Task requirements: Line count for "this": state how many lines of the data below include it, and output nothing more.

:: Provided data

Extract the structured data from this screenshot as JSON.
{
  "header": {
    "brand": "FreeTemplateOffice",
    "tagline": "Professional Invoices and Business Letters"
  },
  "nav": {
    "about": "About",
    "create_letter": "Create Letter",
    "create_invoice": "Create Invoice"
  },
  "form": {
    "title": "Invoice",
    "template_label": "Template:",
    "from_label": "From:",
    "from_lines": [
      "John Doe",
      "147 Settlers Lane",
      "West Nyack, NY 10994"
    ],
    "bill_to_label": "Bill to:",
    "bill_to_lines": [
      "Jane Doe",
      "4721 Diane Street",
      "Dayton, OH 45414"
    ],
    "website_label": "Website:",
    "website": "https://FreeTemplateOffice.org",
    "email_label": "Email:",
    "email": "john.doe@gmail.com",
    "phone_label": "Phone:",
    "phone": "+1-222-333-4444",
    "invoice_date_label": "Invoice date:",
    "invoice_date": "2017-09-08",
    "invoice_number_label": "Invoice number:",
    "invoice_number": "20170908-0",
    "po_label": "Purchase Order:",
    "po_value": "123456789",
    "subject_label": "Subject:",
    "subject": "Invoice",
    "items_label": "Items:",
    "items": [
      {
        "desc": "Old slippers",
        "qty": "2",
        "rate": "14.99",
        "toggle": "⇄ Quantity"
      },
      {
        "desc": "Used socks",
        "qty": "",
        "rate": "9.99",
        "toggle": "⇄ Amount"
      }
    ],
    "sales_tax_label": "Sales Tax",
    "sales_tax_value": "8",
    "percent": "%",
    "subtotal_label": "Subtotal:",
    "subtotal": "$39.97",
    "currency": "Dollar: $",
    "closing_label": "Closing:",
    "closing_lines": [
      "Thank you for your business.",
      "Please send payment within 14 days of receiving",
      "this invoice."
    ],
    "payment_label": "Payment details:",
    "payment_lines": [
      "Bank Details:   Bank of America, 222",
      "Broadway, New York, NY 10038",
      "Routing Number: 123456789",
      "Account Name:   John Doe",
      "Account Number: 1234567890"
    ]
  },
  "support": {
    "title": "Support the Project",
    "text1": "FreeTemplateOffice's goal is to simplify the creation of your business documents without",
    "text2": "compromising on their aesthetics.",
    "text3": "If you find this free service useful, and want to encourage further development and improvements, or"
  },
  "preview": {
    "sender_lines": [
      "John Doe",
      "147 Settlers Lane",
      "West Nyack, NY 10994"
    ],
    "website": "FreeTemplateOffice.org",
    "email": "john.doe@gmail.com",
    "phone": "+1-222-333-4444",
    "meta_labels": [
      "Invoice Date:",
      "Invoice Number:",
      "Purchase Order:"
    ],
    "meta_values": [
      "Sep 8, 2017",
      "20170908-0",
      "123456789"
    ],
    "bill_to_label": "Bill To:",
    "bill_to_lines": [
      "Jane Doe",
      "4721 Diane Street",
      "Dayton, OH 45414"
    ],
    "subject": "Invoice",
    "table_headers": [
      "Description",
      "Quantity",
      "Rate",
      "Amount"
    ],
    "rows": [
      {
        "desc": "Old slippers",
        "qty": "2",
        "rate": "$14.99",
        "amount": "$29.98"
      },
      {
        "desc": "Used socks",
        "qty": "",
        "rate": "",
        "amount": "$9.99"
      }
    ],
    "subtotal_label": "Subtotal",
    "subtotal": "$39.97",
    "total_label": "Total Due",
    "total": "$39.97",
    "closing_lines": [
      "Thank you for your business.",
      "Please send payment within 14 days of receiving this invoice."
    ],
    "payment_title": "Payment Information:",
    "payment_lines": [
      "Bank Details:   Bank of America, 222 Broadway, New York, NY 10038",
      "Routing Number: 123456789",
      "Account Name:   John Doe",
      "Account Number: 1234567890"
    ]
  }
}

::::

Reply: 4